So, what to do first? Well, if you look at the eighth and ninth words on the top line, you see the words “small dose.” The “s” at the beginning of “small” looks similar to the first letter at the beginning of the unknown word. So maybe it spells “s(blank)da”? What word starts with an “s” and ends in a “da”? My first thought was “soda,” but I wasn’t sure. So, I ended up searching the scientific compound on the first line (NaH Co3) to see what it stood for: Sodium bicarbonate, AKA baking soda. With that little bit of research, “soda” suddenly fit far better with the context of the paragraph: “For a time, NaH Co3 (baking soda) was given in small doses, not to combat the trivial acedosis, but to allow water retention and to prevent too great loss of weight. Recently, no soda has been used.”

But what about the second word? For the longest time, I thought this was a “9” and then a word. It seems to fit with with the sentence: “but the patient is allowed 9 (unknown) rations of table salt.” It seems right! But then what is the rest of the word? If that is a “9,” then the word looks like it starts with an “l.” It also looks like it ends in an “ous.” But the word just to the right of it (“rations”) looks like it ends in a very similar way. So, while looking like “ous,” this may just be how the author writes “tions.” As you can already tell, there are just too many options with this unknown word. So what is it??

Well, after at least half an hour, I came back to this letter and asked myself “what if this isn’t a ‘9’?” And so I looked again and found the word “great” 6 words in on the third line. The “g” at the beginning of “great” looks a lot like the “9” in front of the unknown word. So what if this words starts with a “g”? Then if you look closely at the “e” in “retention” (first word on the third line), it looks very similar to the second letter of the mystery word. So “ge-what?” After some more trial and error, I finally landed on the word “generous.” It works with the “ious” ending that I isolated earlier and it fits with the rest of the sentence: “no soda has been used, but the patient is allowed generous rations of table salt,” .
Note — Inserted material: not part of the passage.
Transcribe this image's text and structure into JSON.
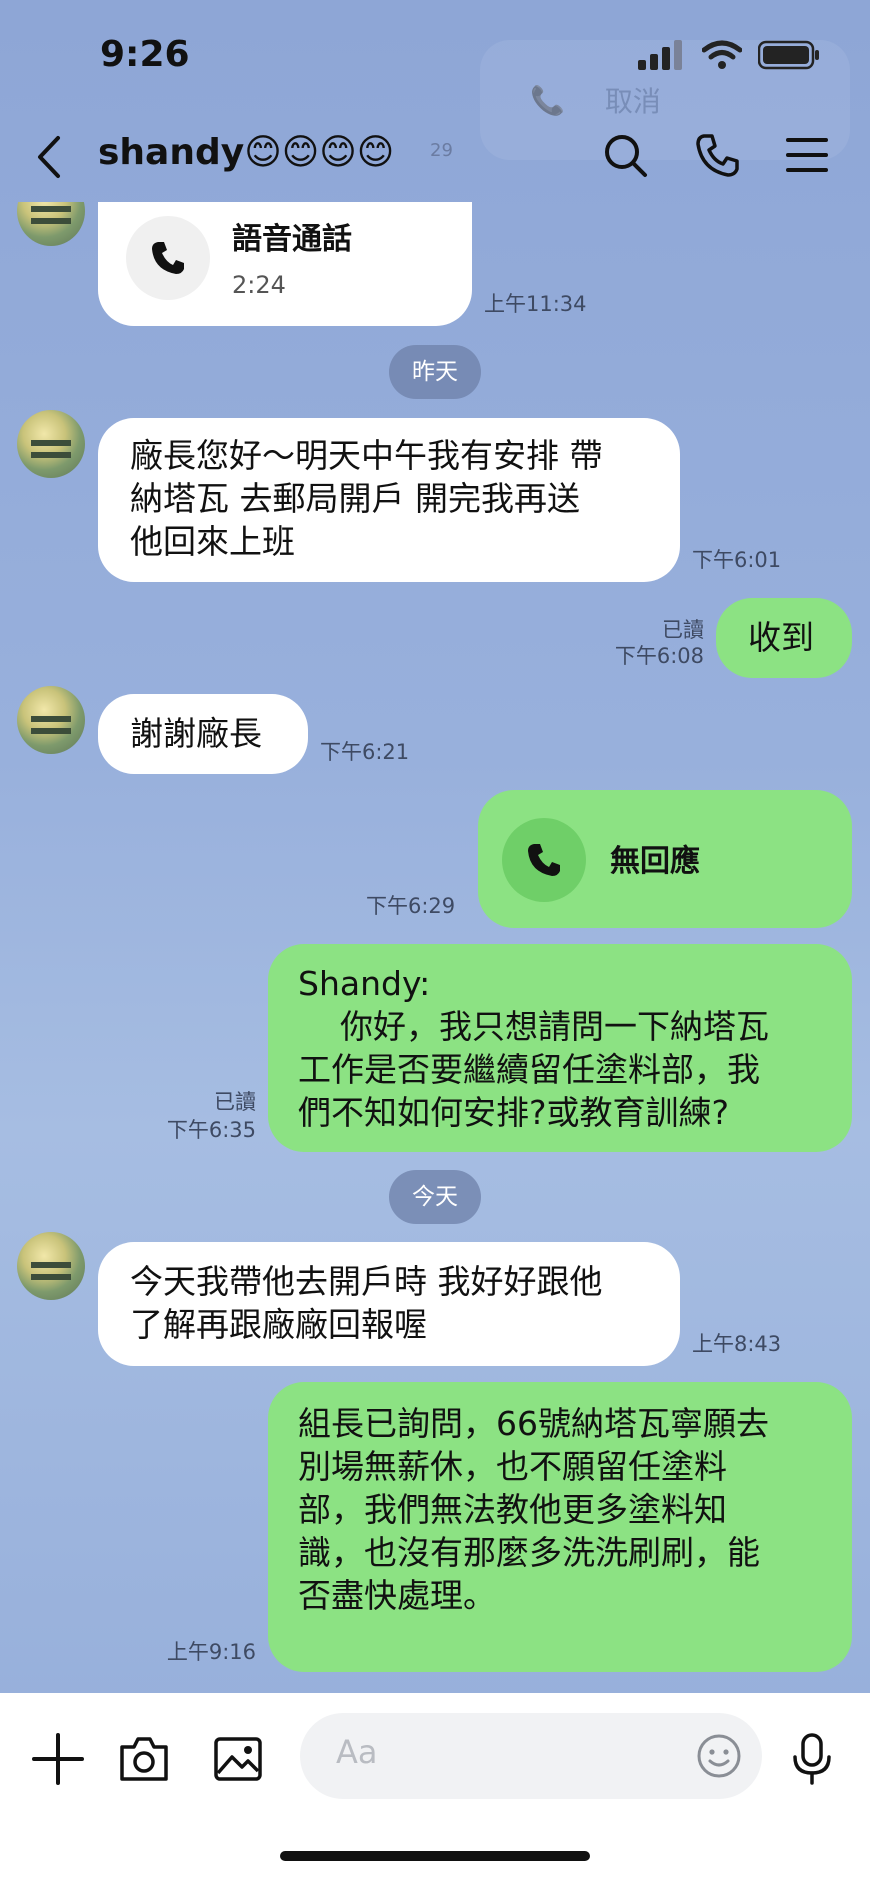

And that’s it! That’s a little taste of how to transcribe letters. Thank God for typewriters, or I may have still been transcribing letters today! But, then again, historical letters written in cursive are classic, beautiful, and open up historical research to decoding puzzles and solving mysteries.

Let me know in the comments here or on Banting House’s social media if you have any experiences with these kinds of historical letters!

Until next time!


P.S. THE TEASER! Of course, today’s teaser is the involvement of letters in the online exhibit, but after reading through all of that, I’m sure you wouldn’t mind a bit more (as a treat). From the same letter, if you can decipher this sentence, you may have a pretty good clue as to what this exhibit is about:

Leave a Reply

A WordPress.com Website.

Up ↑

%d bloggers like this: